Nokia Lumia 920

Lumia 920

The Lumia 920 is a heavy phone. At 6.5 ounces — much heavier than Apple’s new iPhone, which is just shy of 4 ounces — the Lumia is big and chunky and not shy about it. It’s as if, with its new flagship Windows Phone device, Nokia has crafted a physical token representative of the weight it would like to wield in the smartphone market. Nokia has delivered a heavyweight player (pun intended) to take on the other smartphones, Windows Phone or otherwise.

Among all Microsoft’s hardware partners betting on the Windows Phone platform, Nokia has the most to lose, and potentially the most to gain. Analysts and carriers have said again and again that the smartphone market needs a third platform to compete against iOS and Android. And with the arrival of Windows Phone 8, it looks like we finally have a three-horse race. Should Windows Phone succeed, Nokia could reap untold benefits. If the Windows smartphone market stays lukewarm, Nokia will continue to wilt.
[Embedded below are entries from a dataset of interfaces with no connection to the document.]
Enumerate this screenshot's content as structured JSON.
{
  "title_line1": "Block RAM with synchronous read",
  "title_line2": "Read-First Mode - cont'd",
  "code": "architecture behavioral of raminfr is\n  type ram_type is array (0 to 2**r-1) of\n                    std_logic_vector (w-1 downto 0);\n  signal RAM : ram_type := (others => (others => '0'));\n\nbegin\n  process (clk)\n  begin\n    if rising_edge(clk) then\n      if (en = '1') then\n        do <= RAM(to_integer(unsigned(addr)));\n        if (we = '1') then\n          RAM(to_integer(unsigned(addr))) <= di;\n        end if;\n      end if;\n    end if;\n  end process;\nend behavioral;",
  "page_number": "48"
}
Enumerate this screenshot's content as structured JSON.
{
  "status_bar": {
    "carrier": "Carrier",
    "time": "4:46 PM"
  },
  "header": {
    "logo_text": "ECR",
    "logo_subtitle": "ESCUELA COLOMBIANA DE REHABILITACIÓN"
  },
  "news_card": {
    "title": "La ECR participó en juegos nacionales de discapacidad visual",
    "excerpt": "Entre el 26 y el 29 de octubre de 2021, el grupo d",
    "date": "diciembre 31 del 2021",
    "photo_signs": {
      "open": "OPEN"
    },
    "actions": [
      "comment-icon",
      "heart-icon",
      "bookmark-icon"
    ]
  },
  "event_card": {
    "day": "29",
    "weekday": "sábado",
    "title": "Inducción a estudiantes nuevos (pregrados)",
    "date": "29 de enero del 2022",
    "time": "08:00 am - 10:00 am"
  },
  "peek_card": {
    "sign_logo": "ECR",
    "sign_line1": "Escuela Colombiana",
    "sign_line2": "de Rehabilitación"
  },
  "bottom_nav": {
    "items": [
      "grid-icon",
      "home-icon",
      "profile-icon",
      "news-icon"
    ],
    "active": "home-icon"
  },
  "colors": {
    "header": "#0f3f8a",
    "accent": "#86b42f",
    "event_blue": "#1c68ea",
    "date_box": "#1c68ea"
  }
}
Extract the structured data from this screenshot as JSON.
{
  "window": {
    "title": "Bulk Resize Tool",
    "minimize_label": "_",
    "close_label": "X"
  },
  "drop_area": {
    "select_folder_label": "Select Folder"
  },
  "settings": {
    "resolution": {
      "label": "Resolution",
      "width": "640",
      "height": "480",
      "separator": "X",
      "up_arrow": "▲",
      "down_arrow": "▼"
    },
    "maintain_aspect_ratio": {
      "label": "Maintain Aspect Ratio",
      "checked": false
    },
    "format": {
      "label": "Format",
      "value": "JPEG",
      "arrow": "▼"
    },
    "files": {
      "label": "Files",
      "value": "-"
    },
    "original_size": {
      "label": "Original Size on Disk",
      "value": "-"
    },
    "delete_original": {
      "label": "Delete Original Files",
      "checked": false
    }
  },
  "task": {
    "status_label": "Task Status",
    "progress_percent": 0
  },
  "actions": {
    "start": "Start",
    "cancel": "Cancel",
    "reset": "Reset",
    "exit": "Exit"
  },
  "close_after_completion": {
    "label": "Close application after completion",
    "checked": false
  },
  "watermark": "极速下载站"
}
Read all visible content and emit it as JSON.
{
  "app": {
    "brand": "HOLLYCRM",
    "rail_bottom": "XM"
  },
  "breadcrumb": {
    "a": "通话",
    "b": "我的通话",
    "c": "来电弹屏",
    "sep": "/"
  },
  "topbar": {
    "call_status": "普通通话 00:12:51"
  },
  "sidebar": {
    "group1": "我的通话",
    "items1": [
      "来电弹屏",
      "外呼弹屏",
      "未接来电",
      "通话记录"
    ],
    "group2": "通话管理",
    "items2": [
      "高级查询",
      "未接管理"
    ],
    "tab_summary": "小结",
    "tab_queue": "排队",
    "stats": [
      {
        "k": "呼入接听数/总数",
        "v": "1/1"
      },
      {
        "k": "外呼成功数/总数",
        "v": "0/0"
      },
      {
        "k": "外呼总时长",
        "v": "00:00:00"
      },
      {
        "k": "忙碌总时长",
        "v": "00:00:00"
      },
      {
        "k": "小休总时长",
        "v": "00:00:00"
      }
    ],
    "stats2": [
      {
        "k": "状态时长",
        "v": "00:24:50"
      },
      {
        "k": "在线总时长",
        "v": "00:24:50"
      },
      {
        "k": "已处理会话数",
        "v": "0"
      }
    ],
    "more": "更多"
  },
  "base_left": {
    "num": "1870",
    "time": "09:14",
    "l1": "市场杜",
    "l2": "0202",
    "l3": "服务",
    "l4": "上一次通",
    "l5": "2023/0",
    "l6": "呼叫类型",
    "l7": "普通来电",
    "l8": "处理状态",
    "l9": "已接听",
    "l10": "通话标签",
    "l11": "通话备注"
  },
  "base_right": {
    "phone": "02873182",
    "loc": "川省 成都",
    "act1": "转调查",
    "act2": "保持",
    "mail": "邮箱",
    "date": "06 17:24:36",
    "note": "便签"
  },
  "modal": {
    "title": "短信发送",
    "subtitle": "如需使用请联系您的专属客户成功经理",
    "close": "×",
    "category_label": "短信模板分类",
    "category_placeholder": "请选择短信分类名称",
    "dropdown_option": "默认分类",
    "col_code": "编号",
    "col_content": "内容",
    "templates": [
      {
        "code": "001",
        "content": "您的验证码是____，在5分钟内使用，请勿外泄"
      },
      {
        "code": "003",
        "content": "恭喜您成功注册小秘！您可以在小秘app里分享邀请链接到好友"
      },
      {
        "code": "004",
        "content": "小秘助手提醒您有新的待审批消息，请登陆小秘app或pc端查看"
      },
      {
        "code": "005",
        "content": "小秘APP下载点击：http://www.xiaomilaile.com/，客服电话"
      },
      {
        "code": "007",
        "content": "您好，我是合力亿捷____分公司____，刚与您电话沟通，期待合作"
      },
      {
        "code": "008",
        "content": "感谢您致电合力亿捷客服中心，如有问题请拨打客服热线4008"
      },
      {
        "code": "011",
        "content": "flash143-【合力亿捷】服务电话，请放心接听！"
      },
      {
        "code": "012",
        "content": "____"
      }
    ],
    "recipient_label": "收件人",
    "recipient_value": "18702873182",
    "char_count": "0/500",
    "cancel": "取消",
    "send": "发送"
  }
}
But I have to admit that when I started using the HTC Windows Phone 8X, a device that directly competes with the Lumia 920, the future started looking more grim for Nokia. It seemed as though HTC had beat the Finnish company at its own game, making a gorgeous Windows Phone handset, bright colors and all. That’s not quite the case, though. After days of using the Lumia 920, it’s hard to deny Nokia has delivered a heavyweight player (pun intended) to take on the other smartphones, Windows Phone or otherwise.

First off, the Lumia 920 is very well-designed. It looks like a slightly larger, more polished Lumia 900. It has the same rectangular polycarbonate shell, with rounded edges and flat tops. However, the polycarbonate now surrounds a sculpted, 4.5-inch curved Gorilla Glass display. With its rounded edges, it looks more fluid than the flat display of the Lumia 900. Most importantly, the Lumia 920′s camera is a winner. Nokia has been touting its PureView technology since the 41-megapixel monster showed up in the 808 PureView Symbian smartphone. The company has ported the software technology over to Windows Phone and slapped in a more modest 8.7-megapixel camera with a Carl Zeiss lens. Photos are super-sharp, and taking photos in low light is impressive. I tested it against the iPhone 5 and found that the Lumia 920 was able to capture more light in dim and dark settings than the iPhone.
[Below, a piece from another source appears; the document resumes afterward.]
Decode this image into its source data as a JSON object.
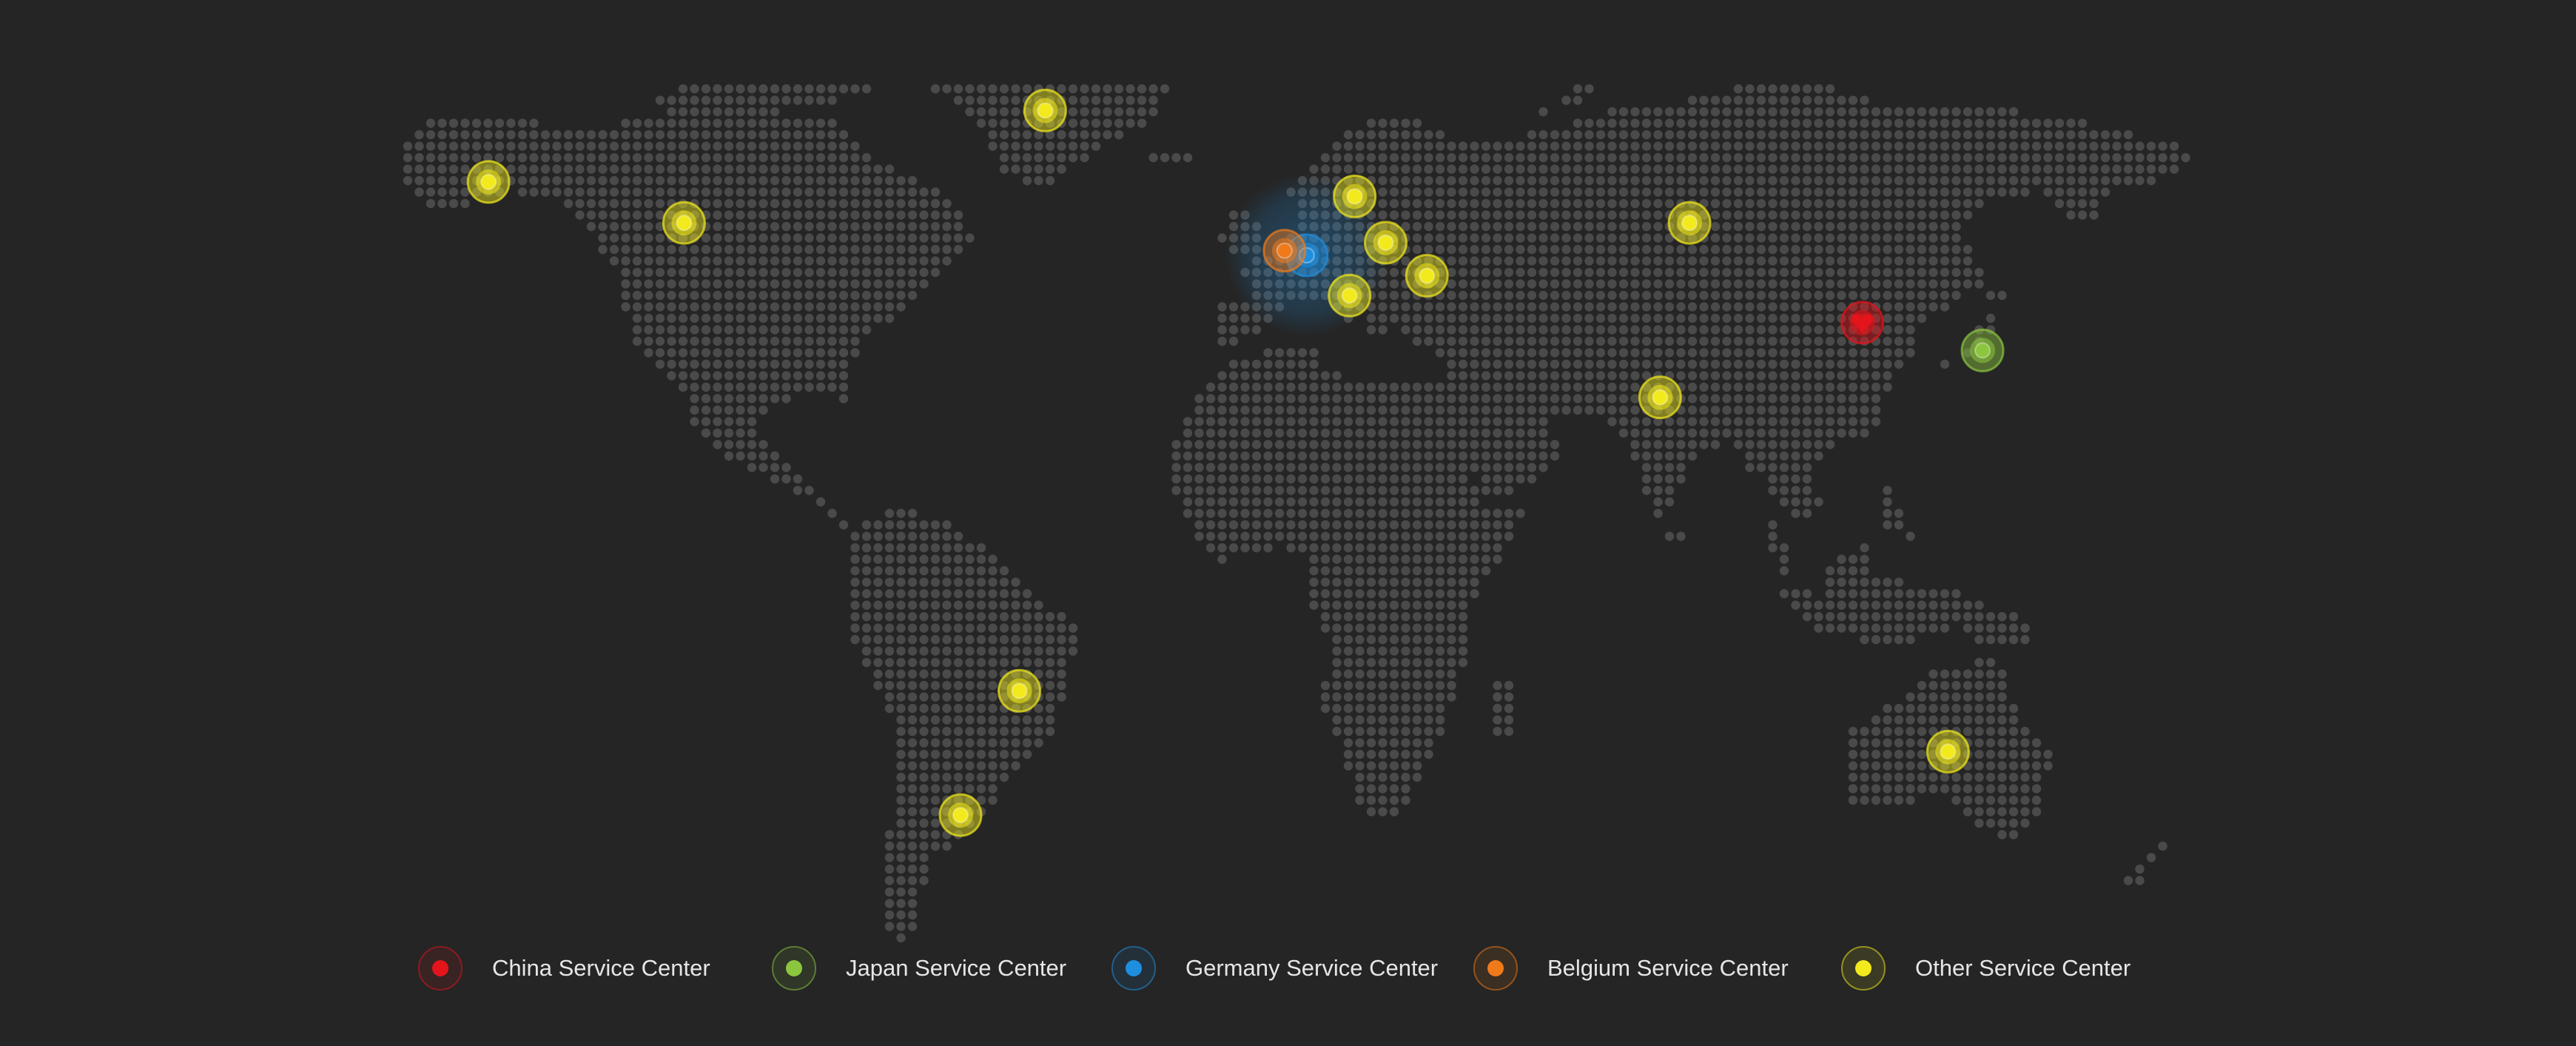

In General: This is an excellent phone. It is classy, durable and has a great, albeit not perfect camera. I had an iphone 4 before this, which I loved at the time. However, the offerings from apple aren’t as tempting as they used to be. Windows 8 phone support on my macbook pro is good too – it hooks right up to itunes; so don’t be scared about making the switch since it won’t be difficult hooking your phone to your computer.
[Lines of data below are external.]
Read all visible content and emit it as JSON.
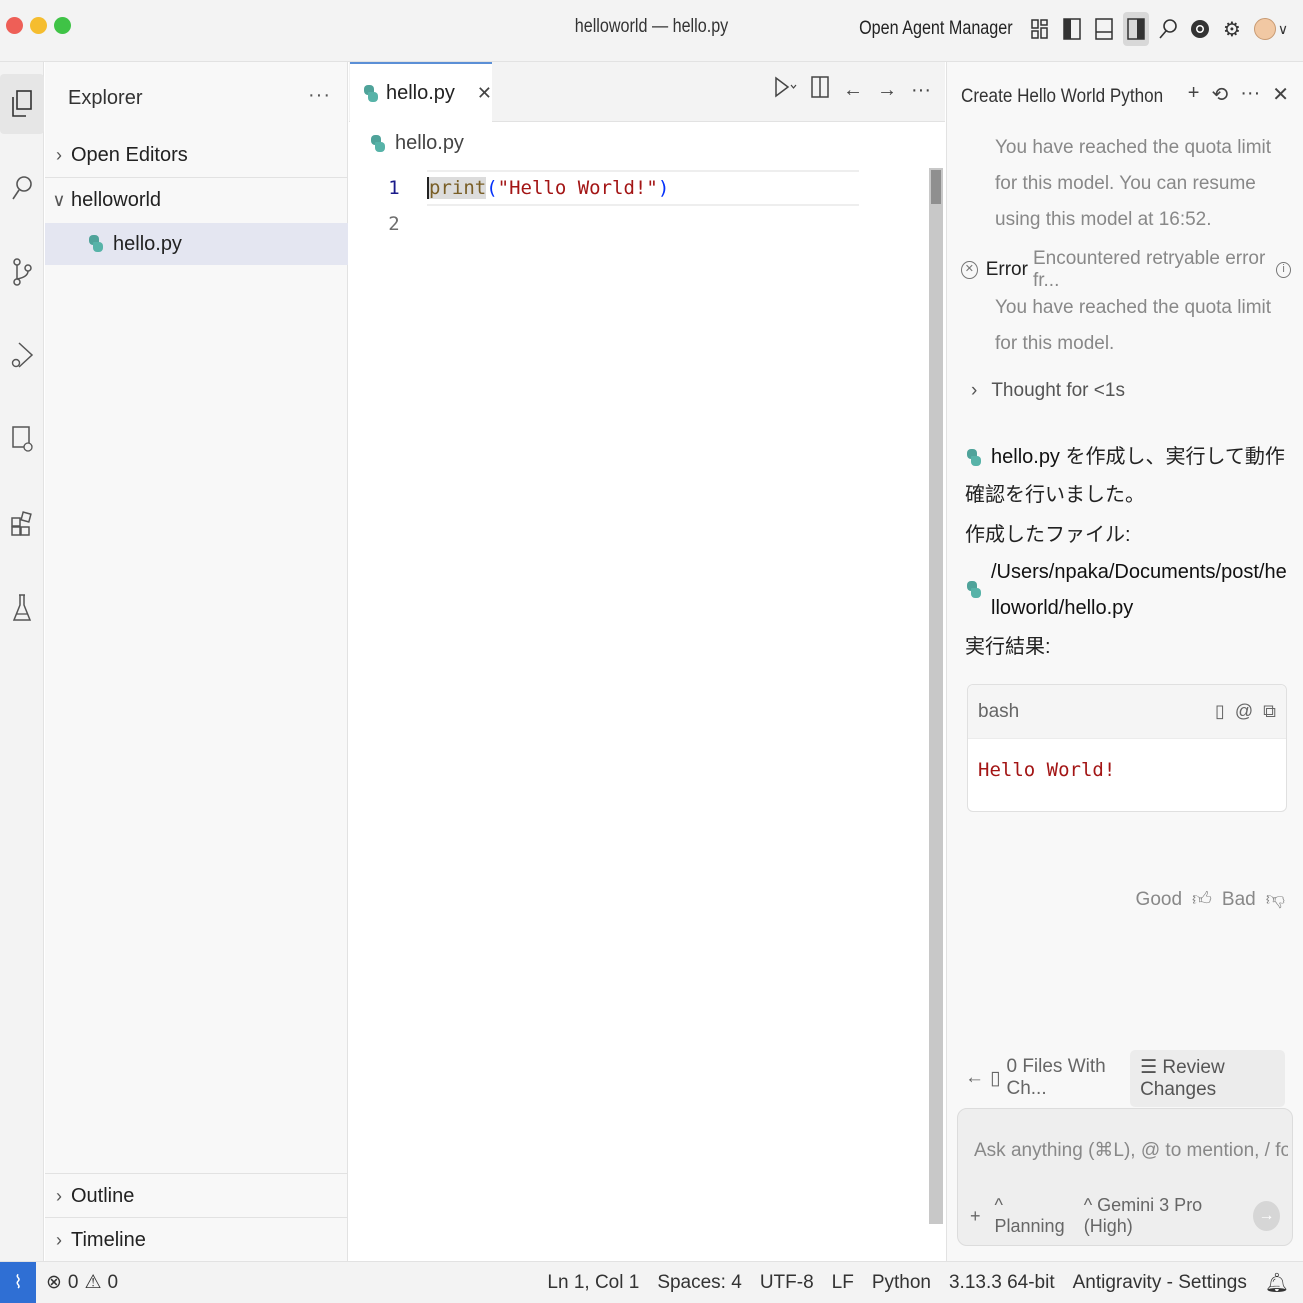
{
  "window": {
    "title": "helloworld — hello.py",
    "agent_manager_label": "Open Agent Manager",
    "icons": [
      "layout-icon",
      "toggle-sidebar-icon",
      "toggle-panel-icon",
      "toggle-secondary-sidebar-icon",
      "search-icon",
      "chrome-icon",
      "gear-icon",
      "avatar"
    ]
  },
  "activity_bar": {
    "items": [
      "explorer-icon",
      "search-icon",
      "source-control-icon",
      "run-debug-icon",
      "remote-explorer-icon",
      "extensions-icon",
      "testing-icon"
    ]
  },
  "sidebar": {
    "title": "Explorer",
    "more": "···",
    "open_editors": "Open Editors",
    "folder": "helloworld",
    "file": "hello.py",
    "outline": "Outline",
    "timeline": "Timeline"
  },
  "editor": {
    "tab_label": "hello.py",
    "breadcrumb": "hello.py",
    "line_numbers": [
      "1",
      "2"
    ],
    "code": {
      "fn": "print",
      "open": "(",
      "str": "\"Hello World!\"",
      "close": ")"
    }
  },
  "agent": {
    "title": "Create Hello World Python",
    "quota_msg_1": "You have reached the quota limit for this model. You can resume using this model at 16:52.",
    "error_label": "Error",
    "error_msg": "Encountered retryable error fr...",
    "quota_msg_2": "You have reached the quota limit for this model.",
    "thought": "Thought for <1s",
    "result_file": "hello.py",
    "result_line1": " を作成し、実行して動作確認を行いました。",
    "created_label": "作成したファイル:",
    "file_path": "/Users/npaka/Documents/post/helloworld/hello.py",
    "run_result_label": "実行結果:",
    "bash_label": "bash",
    "bash_output": "Hello World!",
    "good": "Good",
    "bad": "Bad",
    "files_changed": "0 Files With Ch...",
    "review_changes": "Review Changes",
    "input_placeholder": "Ask anything (⌘L), @ to mention, / for workflows",
    "mode": "Planning",
    "model": "Gemini 3 Pro (High)"
  },
  "status": {
    "errors": "0",
    "warnings": "0",
    "position": "Ln 1, Col 1",
    "spaces": "Spaces: 4",
    "encoding": "UTF-8",
    "eol": "LF",
    "language": "Python",
    "interpreter": "3.13.3 64-bit",
    "settings": "Antigravity - Settings"
  },
  "colors": {
    "accent": "#2f6fd4",
    "string": "#a31515",
    "function": "#795e26",
    "selection": "#e4e6f1"
  }
}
Due to all the above and my interest in photography, it almost was a no brainer to make the switch. I love my SLR, but hate having to carry around a point and shoot. This is a good upgrade on any camera phone. The software issues with the camera in well lit situations (hardly an issue at all, if anything I’m blowing it up). Don’t be scared about its size. Most girls I know don’t carry their phone in their pocket, but their hand bags. Its might be a little heavier than you are used to, but I don’t really notice. You won’t need a case on this.